Too Late to Dream?
It only takes a second of courage or a split second of insanity to change the course of your future.
As I write this, I’m wearing my New York City Ballet pants that I threw in my bag on a recent trip back to my hometown.
You see, ballet is a chapter of my life that is closed. And, while I cherish the 15 years of memories, it’s painful to think that I can’t have it back.
Or so I thought.
When I was 4 years old, I fell in love with ballet. It soon became a 20-hour-a-week obsession. My closest friends are still the girls I grew up dancing with.
Then, when I was 14, I fell in love with something else: Inner city volunteering.
I spent summers in high school going to the fourth ward of Houston and reading in Spanish to the children there.
By the time I graduated high school, I had this dream of teaching ballet to inner city little girls.

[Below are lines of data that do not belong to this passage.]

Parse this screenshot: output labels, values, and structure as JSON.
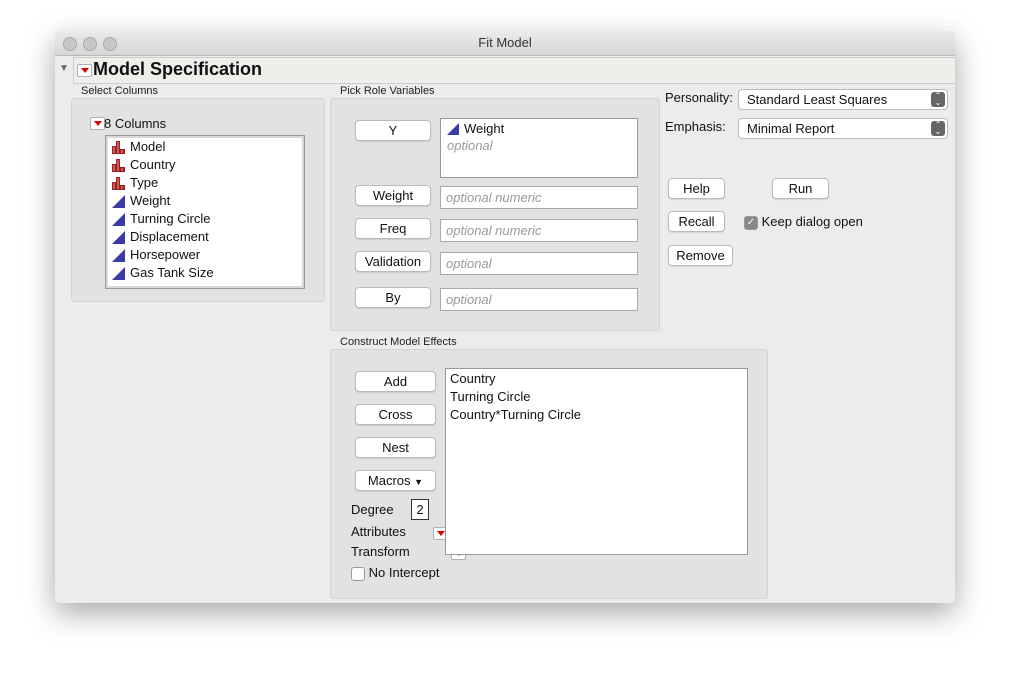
{
  "window": {
    "title": "Fit Model"
  },
  "header": {
    "title": "Model Specification"
  },
  "select_columns": {
    "label": "Select Columns",
    "count_label": "8 Columns",
    "columns": [
      {
        "name": "Model",
        "type": "nominal"
      },
      {
        "name": "Country",
        "type": "nominal"
      },
      {
        "name": "Type",
        "type": "nominal"
      },
      {
        "name": "Weight",
        "type": "continuous"
      },
      {
        "name": "Turning Circle",
        "type": "continuous"
      },
      {
        "name": "Displacement",
        "type": "continuous"
      },
      {
        "name": "Horsepower",
        "type": "continuous"
      },
      {
        "name": "Gas Tank Size",
        "type": "continuous"
      }
    ]
  },
  "roles": {
    "label": "Pick Role Variables",
    "y": {
      "button": "Y",
      "value": "Weight",
      "placeholder": "optional"
    },
    "weight": {
      "button": "Weight",
      "placeholder": "optional numeric"
    },
    "freq": {
      "button": "Freq",
      "placeholder": "optional numeric"
    },
    "validation": {
      "button": "Validation",
      "placeholder": "optional"
    },
    "by": {
      "button": "By",
      "placeholder": "optional"
    }
  },
  "options": {
    "personality_label": "Personality:",
    "personality": "Standard Least Squares",
    "emphasis_label": "Emphasis:",
    "emphasis": "Minimal Report",
    "help": "Help",
    "run": "Run",
    "recall": "Recall",
    "keep_open": "Keep dialog open",
    "keep_open_checked": true,
    "remove": "Remove"
  },
  "effects": {
    "label": "Construct Model Effects",
    "add": "Add",
    "cross": "Cross",
    "nest": "Nest",
    "macros": "Macros",
    "degree_label": "Degree",
    "degree": "2",
    "attributes": "Attributes",
    "transform": "Transform",
    "no_intercept": "No Intercept",
    "no_intercept_checked": false,
    "items": [
      "Country",
      "Turning Circle",
      "Country*Turning Circle"
    ]
  }
}
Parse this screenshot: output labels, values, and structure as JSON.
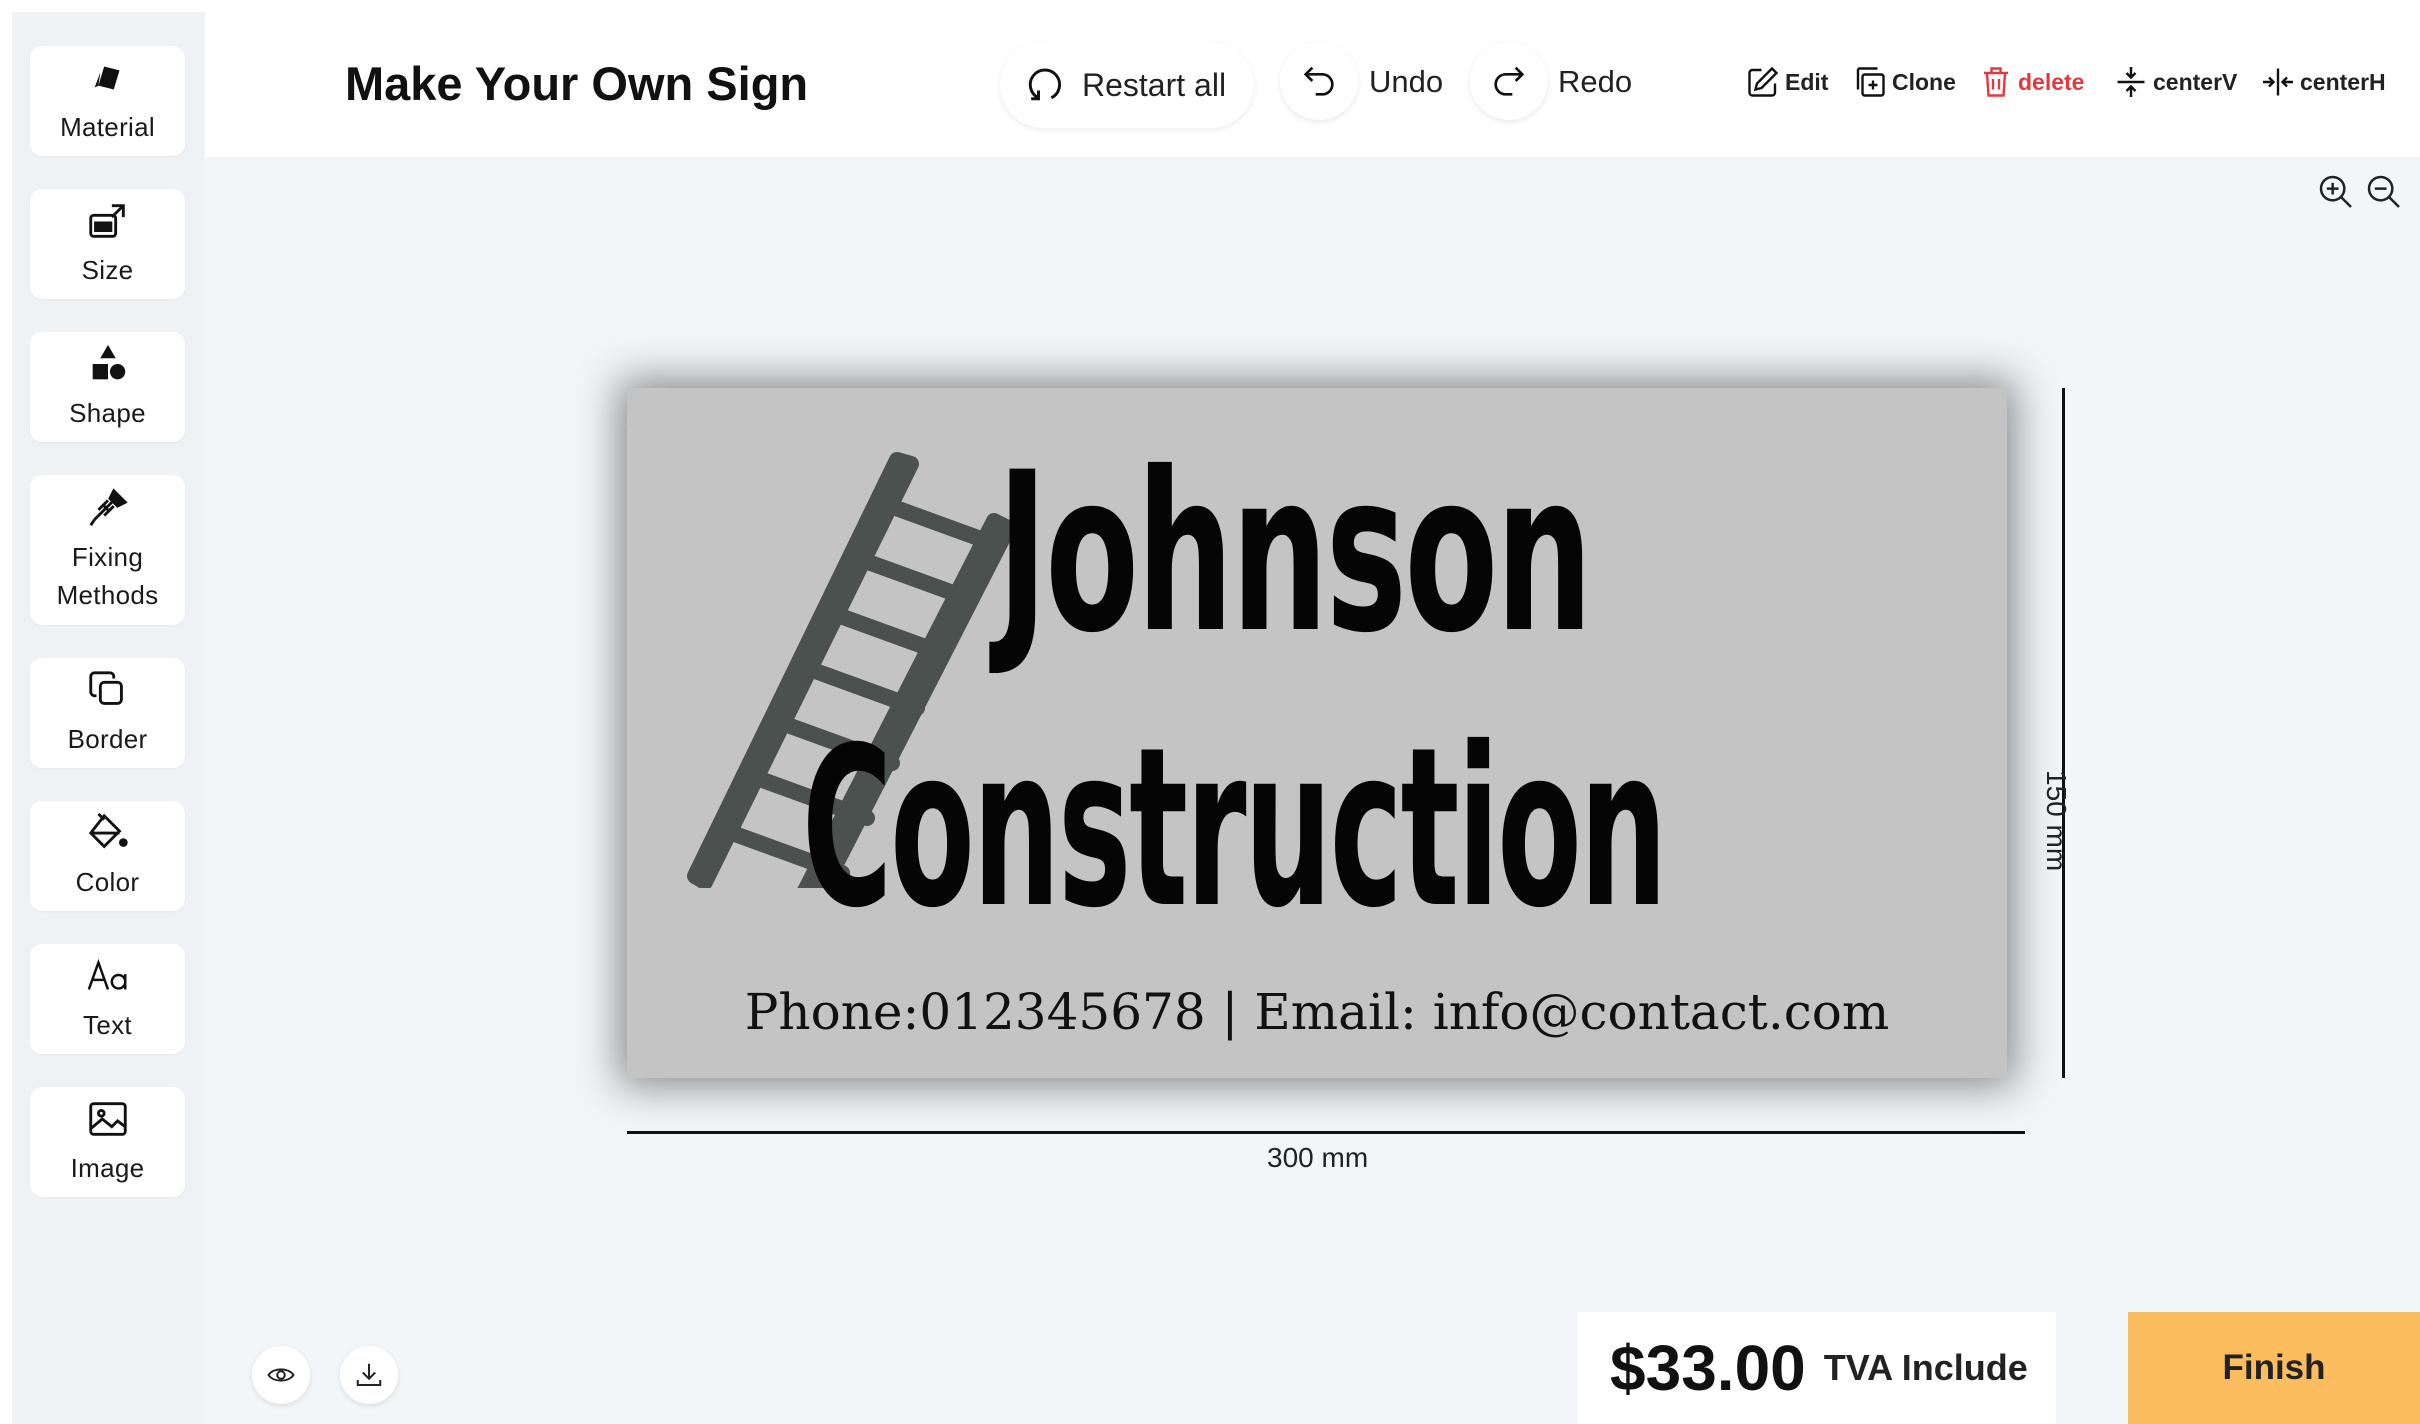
{
  "app": {
    "title": "Make Your Own Sign"
  },
  "sidebar": {
    "items": [
      {
        "label": "Material",
        "icon": "material-icon"
      },
      {
        "label": "Size",
        "icon": "size-icon"
      },
      {
        "label": "Shape",
        "icon": "shape-icon"
      },
      {
        "label": "Fixing Methods",
        "icon": "screw-icon"
      },
      {
        "label": "Border",
        "icon": "border-icon"
      },
      {
        "label": "Color",
        "icon": "paint-bucket-icon"
      },
      {
        "label": "Text",
        "icon": "text-icon"
      },
      {
        "label": "Image",
        "icon": "image-icon"
      }
    ]
  },
  "toolbar": {
    "restart_label": "Restart all",
    "undo_label": "Undo",
    "redo_label": "Redo",
    "edit_label": "Edit",
    "clone_label": "Clone",
    "delete_label": "delete",
    "centerv_label": "centerV",
    "centerh_label": "centerH"
  },
  "sign": {
    "line1": "Johnson",
    "line2": "Construction",
    "contact": "Phone:012345678 | Email: info@contact.com",
    "background_color": "#c4c4c4",
    "text_color": "#050505",
    "ladder_color": "#4b514e"
  },
  "dimensions": {
    "width_label": "300 mm",
    "height_label": "150 mm"
  },
  "footer": {
    "price": "$33.00",
    "tax_label": "TVA Include",
    "finish_label": "Finish"
  },
  "colors": {
    "accent": "#fbbd5e",
    "delete": "#e0393e",
    "canvas_bg": "#f3f6f9"
  }
}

The lessons I learned from the disciple of dance are priceless. I credit many of my successes in life to understanding poise and body language. We learned to walk with grace and balance. We learned to respect the art and ourselves. Blending my two passions seemed so logical. Dance was expensive. My family struggled to make ends meet sometimes so I could dance. To them, I could offer my talents for free. I had it all worked out. It's funny how you have so much figured out at 17.
I suppose everyone has a dream like that, something you want to do to change the world. Then other things happen. College happened. Ballet won’t pay the bills. I had to go into a field that would provide a job at the end of four years. (Ironically I went into journalism.)
And I do love writing.
There’s just always been that little voice in the back of my head telling me, “you haven’t done it yet.” That dream I was so certain of at 14 became a great idea for someone else to do.
When I was living in Georgia, I got the chance to get back into dance a little. A program was already established for some girls and I got to help. They were beautiful. Goodness I loved those little girls. That ended and I moved to South Carolina. Here, I was faced with two options: Let that dream die or do something about it.
It only takes a second of courage or a split second of insanity to change the course of your future. I decided to act on my childhood dream, and it worked. In two weeks I will start teaching two classes of little ballerinas to inner city Columbia children.
I’m scared and I’m painfully out of shape. I’ve gained weight since my days as a competition dancer. My legs no longer stretch above my head. My vertigo makes piroettes nearly impossible.
I’m not trying to make little Anna Pavlovas, though. I just want to take a few little girls and give them a good role model, a lesson or two in grace and poise and a healthy respect for themselves.
I doubt myself hourly.
Unlike a test in school, there is little you can do to prepare for something like this. I've never been more uncertain of my abilities in my life. Even the GMAT had a prep book.
I have absolutely no idea if I can do it, but my goodness I’ll try.